DIRECTIONS: Every entry that follows should be reproduced exactly.

Dataset rows for apps and sites:
****
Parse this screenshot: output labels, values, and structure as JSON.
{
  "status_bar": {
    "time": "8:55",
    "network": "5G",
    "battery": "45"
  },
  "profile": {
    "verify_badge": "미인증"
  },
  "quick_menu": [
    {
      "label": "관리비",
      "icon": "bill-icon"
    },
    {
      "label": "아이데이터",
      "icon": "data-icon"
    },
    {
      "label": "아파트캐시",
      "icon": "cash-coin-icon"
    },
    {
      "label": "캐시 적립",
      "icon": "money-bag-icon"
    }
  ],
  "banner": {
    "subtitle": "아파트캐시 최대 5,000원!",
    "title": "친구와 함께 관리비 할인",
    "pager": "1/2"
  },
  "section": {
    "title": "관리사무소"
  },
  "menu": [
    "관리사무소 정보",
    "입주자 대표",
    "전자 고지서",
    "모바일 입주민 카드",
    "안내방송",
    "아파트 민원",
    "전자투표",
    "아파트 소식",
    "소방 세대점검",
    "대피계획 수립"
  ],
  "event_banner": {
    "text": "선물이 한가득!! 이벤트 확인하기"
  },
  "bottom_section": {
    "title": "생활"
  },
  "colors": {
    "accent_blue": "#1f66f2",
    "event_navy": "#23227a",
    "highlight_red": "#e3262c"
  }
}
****
YOUR SOLUTION:
Parse this screenshot: output labels, values, and structure as JSON.
{
  "status_bar": {
    "time": "8:55",
    "network": "5G",
    "battery": "45"
  },
  "profile": {
    "verify_badge": "미인증"
  },
  "quick_menu": [
    {
      "label": "관리비",
      "icon": "bill-icon"
    },
    {
      "label": "아이데이터",
      "icon": "data-icon"
    },
    {
      "label": "아파트캐시",
      "icon": "cash-coin-icon"
    },
    {
      "label": "캐시 적립",
      "icon": "money-bag-icon"
    }
  ],
  "banner": {
    "subtitle": "아파트캐시 최대 5,000원!",
    "title": "친구와 함께 관리비 할인",
    "pager": "1/2"
  },
  "section": {
    "title": "관리사무소"
  },
  "menu": [
    "관리사무소 정보",
    "입주자 대표",
    "전자 고지서",
    "모바일 입주민 카드",
    "안내방송",
    "아파트 민원",
    "전자투표",
    "아파트 소식",
    "소방 세대점검",
    "대피계획 수립"
  ],
  "event_banner": {
    "text": "선물이 한가득!! 이벤트 확인하기"
  },
  "bottom_section": {
    "title": "생활"
  },
  "colors": {
    "accent_blue": "#1f66f2",
    "event_navy": "#23227a",
    "highlight_red": "#e3262c"
  }
}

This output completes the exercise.